"It has a very futuristic patina to it," Rush notes. "The word that I keep using about it is dynamism. This building is almost literally launching toward the future.
"Most museums – the Metropolitan, the Louvre, any of our great museums – when you go into them, you feel a certain reverence. You feel a silence. You feel a magnificence," he says.
"That is not the feeling with this building. When you come into this building you feel off kilter – the windows lean toward the east or the west. The galleries are not white boxes. Once you're caught off guard like that, it heightens your perception, your attention, and your sensitivities. This is very congruent with what artists have been doing, at least since the 1960: trying to redirect our perceptions."
The museum's opening exhibition, Global Groove 1973/2012, aims to bring those artists to a new audience, which includes the US's largest concentration of Arab-Americans in the Detroit area, a short drive away. The show includes the work of the Palestinian artist Bashar Alhroub.
"It is an interesting time for Arab artists," Hadid says. "Their work has evolved with its own characteristic voice. For millennia, the arts and sciences have bridged the cultural divide between East and West, showing us these worlds are not mutually exclusive, but rather layered upon each other and profoundly interlinked."
Eli Broad, art advocate

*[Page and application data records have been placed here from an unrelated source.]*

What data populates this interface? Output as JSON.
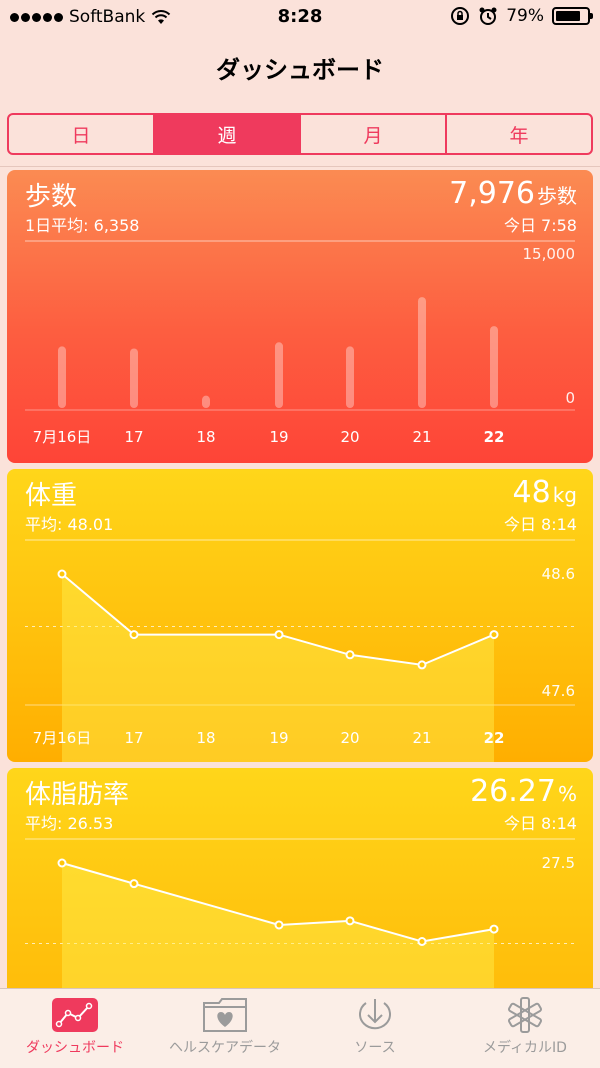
{
  "status_bar": {
    "carrier": "SoftBank",
    "time": "8:28",
    "battery": "79%",
    "battery_level": 0.79
  },
  "nav": {
    "title": "ダッシュボード"
  },
  "segments": [
    {
      "label": "日",
      "active": false
    },
    {
      "label": "週",
      "active": true
    },
    {
      "label": "月",
      "active": false
    },
    {
      "label": "年",
      "active": false
    }
  ],
  "cards": {
    "steps": {
      "title": "歩数",
      "average": "1日平均: 6,358",
      "value": "7,976",
      "unit": "歩数",
      "time": "今日 7:58",
      "ymax_label": "15,000",
      "ymin_label": "0"
    },
    "weight": {
      "title": "体重",
      "average": "平均: 48.01",
      "value": "48",
      "unit": "kg",
      "time": "今日 8:14",
      "ymax_label": "48.6",
      "ymin_label": "47.6"
    },
    "fat": {
      "title": "体脂肪率",
      "average": "平均: 26.53",
      "value": "26.27",
      "unit": "%",
      "time": "今日 8:14",
      "ymax_label": "27.5"
    }
  },
  "chart_data": [
    {
      "type": "bar",
      "title": "歩数",
      "categories": [
        "7月16日",
        "17",
        "18",
        "19",
        "20",
        "21",
        "22"
      ],
      "values": [
        6000,
        5800,
        1200,
        6400,
        6000,
        10800,
        7976
      ],
      "ylim": [
        0,
        15000
      ]
    },
    {
      "type": "line",
      "title": "体重",
      "categories": [
        "7月16日",
        "17",
        "18",
        "19",
        "20",
        "21",
        "22"
      ],
      "values": [
        48.6,
        48.0,
        null,
        48.0,
        47.8,
        47.7,
        48.0
      ],
      "ylim": [
        47.6,
        48.6
      ]
    },
    {
      "type": "line",
      "title": "体脂肪率",
      "categories": [
        "7月16日",
        "17",
        "18",
        "19",
        "20",
        "21",
        "22"
      ],
      "values": [
        27.5,
        27.25,
        null,
        26.75,
        26.8,
        26.55,
        26.7
      ],
      "ylim": [
        25.6,
        27.5
      ]
    }
  ],
  "tabs": [
    {
      "label": "ダッシュボード",
      "icon": "dashboard-icon",
      "active": true
    },
    {
      "label": "ヘルスケアデータ",
      "icon": "health-data-icon",
      "active": false
    },
    {
      "label": "ソース",
      "icon": "sources-icon",
      "active": false
    },
    {
      "label": "メディカルID",
      "icon": "medical-id-icon",
      "active": false
    }
  ]
}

Eli Broad (rhymes with "road") built his fortune, now valued at some US$5.8 billion (Dh21bn), on small affordable houses, but his reputation rests on grander projects. The art collector was a founder of the Museum of Contemporary Art (MoCA) in Los Angeles, now a controversial laboratory for his populist goal of expanding public interest in museums.
Broad's philanthropic footprint is all over Los Angeles and broadening – the Walt Disney Concert Hall, the Broad Center at UCLA (designed by Richard Meier) and the forthcoming Broad Museum (across from the Disney hall).
The businessman also made art market history in 1994 for buying Roy Lichtenstein's I …I'm Sorry at Sotheby's for $2.5m, which Broad charged to his American Express card, donating 2.5 million frequent flyer miles to art students.
Broad recently published a memoir, titled The Art of Being Unreasonable: Lessons in Unconventional Thinking.
Arabs in Michigan
As the state of Michigan struggles to retain its heavy industry, families are moving away. Yet Arabs are rushing in. Early immigrants (mostly Lebanese) were first attracted to Detroit and the neighbouring city of Dearborn in the 1920s by the promise of auto industry jobs.
A recent estimate puts the Arab population in and around Detroit at more than 400,000 ? a number that may be undercounted as more Egyptians and Syrians arrive.
Connecting with that community is a goal of the Broad Art Museum, says the director Michael Rush. Besides the Palestinian artist Bashar Alhroub, artists from Islamic countries including Negar Behbahani (Iran) and Basir Mahmood (Pakistan) are also represented in the museum's inaugural exhibition, Global Groove 1973/2012.